> RECORDED INFORMATION:
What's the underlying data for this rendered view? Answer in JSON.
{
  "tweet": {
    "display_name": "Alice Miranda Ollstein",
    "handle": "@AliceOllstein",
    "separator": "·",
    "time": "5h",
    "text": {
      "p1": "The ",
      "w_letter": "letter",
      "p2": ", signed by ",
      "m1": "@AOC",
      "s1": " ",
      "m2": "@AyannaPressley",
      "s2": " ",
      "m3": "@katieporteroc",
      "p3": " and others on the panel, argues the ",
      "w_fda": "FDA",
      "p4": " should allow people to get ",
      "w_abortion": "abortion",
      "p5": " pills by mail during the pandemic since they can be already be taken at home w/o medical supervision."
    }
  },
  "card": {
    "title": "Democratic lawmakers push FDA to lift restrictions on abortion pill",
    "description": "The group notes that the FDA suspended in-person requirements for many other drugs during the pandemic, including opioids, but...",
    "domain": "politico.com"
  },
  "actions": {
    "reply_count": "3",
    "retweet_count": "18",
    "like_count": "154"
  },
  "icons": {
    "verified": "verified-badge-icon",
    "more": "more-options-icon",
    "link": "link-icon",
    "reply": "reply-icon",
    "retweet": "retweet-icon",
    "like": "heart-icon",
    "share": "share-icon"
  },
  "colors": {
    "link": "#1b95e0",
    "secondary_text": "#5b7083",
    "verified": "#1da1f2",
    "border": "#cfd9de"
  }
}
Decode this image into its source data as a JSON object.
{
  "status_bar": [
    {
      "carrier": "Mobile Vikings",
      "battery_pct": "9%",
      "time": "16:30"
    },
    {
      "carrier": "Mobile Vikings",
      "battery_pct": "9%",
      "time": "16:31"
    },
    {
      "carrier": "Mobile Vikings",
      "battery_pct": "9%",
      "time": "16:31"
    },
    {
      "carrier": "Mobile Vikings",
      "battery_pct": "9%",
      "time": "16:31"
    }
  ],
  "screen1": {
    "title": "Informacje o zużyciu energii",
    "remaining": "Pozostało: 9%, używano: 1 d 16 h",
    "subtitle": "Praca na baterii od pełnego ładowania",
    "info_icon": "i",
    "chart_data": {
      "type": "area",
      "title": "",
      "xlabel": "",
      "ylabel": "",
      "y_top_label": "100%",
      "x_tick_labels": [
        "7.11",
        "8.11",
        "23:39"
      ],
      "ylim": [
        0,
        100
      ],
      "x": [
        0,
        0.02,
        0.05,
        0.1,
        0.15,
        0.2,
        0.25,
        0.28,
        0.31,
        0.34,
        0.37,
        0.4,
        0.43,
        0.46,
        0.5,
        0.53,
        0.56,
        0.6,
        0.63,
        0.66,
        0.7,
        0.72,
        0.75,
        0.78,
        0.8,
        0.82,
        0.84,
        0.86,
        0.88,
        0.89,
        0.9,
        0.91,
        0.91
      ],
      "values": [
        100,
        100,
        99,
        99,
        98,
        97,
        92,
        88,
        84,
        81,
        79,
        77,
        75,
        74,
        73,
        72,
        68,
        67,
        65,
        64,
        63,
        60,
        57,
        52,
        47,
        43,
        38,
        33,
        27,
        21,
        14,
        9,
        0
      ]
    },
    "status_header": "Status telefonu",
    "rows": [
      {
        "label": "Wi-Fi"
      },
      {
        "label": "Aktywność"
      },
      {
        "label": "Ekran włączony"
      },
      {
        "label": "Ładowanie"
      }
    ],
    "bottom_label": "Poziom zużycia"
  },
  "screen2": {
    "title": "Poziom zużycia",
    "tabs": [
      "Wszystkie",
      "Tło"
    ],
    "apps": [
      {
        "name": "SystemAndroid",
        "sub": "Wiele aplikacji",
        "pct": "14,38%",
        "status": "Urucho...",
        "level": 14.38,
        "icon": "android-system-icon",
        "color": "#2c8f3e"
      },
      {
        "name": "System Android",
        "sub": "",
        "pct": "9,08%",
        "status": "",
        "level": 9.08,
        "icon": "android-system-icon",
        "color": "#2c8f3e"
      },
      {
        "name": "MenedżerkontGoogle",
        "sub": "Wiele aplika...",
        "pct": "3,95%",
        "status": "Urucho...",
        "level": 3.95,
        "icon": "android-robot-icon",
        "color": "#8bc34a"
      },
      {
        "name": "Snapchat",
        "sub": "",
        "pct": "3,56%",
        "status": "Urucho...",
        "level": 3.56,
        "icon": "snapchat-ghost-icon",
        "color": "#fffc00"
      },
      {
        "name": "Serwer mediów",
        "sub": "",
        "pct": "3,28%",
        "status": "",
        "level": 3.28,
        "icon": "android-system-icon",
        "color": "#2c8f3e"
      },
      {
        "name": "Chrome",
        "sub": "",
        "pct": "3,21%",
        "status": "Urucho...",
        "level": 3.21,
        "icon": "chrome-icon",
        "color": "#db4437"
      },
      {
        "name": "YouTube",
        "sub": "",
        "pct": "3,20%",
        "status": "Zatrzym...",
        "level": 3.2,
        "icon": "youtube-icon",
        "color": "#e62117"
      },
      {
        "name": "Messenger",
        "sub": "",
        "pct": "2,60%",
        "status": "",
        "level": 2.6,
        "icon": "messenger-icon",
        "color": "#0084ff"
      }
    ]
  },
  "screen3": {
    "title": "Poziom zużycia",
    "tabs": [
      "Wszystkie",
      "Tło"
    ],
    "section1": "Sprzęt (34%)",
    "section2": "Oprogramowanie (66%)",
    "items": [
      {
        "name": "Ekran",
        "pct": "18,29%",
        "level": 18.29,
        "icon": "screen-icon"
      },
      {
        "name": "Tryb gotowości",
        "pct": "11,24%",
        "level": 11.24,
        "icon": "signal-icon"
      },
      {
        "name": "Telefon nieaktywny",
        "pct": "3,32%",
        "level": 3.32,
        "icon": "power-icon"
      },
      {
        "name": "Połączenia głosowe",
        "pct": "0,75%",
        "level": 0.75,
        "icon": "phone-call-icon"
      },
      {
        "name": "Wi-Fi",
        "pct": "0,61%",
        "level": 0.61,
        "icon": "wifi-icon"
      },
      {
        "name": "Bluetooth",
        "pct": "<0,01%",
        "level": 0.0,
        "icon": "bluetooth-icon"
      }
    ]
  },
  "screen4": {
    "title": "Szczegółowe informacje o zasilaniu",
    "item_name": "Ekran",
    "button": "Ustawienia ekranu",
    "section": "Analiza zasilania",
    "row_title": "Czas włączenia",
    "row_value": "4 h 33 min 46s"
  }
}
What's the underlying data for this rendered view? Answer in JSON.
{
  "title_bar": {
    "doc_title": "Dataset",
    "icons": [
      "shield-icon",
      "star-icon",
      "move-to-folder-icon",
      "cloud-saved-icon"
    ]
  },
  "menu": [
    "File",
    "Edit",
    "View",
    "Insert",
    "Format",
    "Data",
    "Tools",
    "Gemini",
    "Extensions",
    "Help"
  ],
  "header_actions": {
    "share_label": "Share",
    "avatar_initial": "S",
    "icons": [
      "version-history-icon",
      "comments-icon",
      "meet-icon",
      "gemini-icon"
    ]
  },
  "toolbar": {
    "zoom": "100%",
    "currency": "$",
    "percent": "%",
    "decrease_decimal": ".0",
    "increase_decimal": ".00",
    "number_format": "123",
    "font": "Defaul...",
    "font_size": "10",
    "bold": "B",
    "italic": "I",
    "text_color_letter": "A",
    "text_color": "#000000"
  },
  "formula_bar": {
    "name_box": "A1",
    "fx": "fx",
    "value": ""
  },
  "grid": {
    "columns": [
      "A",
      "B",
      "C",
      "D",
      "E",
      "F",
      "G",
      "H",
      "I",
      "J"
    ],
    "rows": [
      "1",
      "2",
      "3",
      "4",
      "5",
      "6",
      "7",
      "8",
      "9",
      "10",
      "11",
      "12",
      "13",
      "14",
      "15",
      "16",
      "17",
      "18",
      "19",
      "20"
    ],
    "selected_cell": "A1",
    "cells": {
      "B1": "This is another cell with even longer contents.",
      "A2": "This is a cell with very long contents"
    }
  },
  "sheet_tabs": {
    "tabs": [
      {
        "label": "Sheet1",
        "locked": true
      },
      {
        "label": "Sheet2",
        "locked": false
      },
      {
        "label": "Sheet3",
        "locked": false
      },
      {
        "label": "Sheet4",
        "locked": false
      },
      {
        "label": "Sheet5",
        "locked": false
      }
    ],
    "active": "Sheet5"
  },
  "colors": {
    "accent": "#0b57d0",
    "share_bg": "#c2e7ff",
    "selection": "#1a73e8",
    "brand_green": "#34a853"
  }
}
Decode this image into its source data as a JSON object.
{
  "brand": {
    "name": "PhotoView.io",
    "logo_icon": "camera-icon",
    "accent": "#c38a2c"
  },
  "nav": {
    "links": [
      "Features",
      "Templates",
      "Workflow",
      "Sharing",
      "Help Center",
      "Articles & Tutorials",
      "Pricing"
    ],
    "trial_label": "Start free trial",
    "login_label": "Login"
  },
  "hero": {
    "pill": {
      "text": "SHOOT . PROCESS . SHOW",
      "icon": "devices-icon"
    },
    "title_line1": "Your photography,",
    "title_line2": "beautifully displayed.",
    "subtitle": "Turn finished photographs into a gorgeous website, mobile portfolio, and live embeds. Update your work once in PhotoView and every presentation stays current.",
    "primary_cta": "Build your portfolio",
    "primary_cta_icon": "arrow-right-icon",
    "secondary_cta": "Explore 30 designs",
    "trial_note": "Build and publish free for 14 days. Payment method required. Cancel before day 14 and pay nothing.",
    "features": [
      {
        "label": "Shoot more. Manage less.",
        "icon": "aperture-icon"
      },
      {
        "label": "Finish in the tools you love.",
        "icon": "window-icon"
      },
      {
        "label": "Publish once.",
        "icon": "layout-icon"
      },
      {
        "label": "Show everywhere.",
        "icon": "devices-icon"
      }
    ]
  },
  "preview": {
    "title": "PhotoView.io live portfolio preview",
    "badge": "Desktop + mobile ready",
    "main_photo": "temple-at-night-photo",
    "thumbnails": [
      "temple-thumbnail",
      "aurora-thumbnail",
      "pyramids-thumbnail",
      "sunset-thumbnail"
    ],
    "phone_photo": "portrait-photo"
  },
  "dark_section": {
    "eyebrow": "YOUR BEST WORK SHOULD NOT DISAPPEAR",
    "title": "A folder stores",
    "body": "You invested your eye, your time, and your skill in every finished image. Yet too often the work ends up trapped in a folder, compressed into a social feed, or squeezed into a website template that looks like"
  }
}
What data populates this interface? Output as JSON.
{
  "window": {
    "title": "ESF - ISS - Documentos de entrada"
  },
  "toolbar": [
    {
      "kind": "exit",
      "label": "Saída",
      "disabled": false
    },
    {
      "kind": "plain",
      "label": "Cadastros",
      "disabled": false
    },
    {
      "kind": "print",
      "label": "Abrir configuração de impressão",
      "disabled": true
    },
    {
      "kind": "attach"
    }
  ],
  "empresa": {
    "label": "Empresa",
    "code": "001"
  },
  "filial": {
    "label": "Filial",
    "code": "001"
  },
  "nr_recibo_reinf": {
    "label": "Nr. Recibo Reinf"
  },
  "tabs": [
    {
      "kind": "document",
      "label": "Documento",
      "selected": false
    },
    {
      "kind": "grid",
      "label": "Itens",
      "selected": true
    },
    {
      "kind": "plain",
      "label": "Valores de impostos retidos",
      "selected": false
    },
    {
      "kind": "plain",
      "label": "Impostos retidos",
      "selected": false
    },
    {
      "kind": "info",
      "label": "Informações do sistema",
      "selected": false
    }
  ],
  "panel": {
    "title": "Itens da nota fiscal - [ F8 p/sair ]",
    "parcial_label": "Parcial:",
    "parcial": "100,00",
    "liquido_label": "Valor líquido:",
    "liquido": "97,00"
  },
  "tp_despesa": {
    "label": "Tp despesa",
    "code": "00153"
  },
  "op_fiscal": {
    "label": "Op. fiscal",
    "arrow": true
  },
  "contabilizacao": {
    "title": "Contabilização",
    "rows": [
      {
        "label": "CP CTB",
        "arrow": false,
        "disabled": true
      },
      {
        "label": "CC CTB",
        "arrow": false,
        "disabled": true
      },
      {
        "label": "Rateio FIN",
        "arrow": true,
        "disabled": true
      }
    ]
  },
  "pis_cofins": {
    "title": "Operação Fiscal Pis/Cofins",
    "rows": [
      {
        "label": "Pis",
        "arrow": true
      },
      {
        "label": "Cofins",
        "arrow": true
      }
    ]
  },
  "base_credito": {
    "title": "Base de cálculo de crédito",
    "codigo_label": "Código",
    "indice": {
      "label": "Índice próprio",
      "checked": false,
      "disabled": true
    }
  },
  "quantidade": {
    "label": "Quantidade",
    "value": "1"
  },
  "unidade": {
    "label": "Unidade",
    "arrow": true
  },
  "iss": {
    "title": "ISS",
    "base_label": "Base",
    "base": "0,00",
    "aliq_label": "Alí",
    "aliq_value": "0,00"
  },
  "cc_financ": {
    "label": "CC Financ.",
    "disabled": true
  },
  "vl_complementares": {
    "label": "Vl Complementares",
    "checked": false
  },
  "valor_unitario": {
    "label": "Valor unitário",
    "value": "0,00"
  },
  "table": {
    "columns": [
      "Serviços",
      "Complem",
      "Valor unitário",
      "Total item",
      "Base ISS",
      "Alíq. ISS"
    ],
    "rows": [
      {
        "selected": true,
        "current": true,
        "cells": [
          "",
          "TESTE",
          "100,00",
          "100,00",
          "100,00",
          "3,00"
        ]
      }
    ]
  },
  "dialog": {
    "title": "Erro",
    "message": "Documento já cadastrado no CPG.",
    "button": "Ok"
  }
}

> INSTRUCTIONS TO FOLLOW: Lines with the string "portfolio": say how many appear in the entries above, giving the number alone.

> ANSWER BELOW: 3